The villages of Zagori that cling to the sides of Mount Pindos, and to which access was difficult to prevent invasion, developed undisturbed a high standard of living during the difficult years of Turkish occupation, when the inhabitants of the towns and plains were suffering considerable hardship. According to the earliest information available regarding their costume, it was a bourgeois style, originally oriental but later western in character. It was worn in 46 villages with some variations.

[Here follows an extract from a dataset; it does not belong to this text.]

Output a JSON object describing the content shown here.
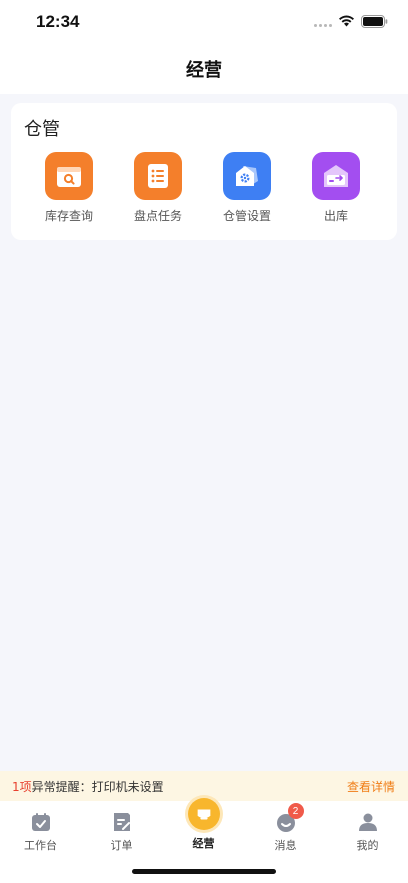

The flokata, the sleeveless overdress of the sigouni type is the only traditional feature of the costume. The other components of the dress have been influenced by the fashion prevailing at the end of the 19th century. Made of thick woolen fabric, theflokata was ornamented with red ribbons, panels of red felt and embroidered patterns of red twisted cord. The two rectangular panels of red felt at the sides of the overdress are calledspatela. The black apron is embroidered with bright flowers and the edge with knitted black lace on the hem. The jewelry is an ornamental belt-buckle. A black printed head-kerchief is tied in a special manner, known as oura mantili. In 1991, Paul Ginis traveled to the island of Tilos to conduct his research. Mr. Ginis observed the women still wearing this costume, signing their traditional songs and dancing their traditional dances.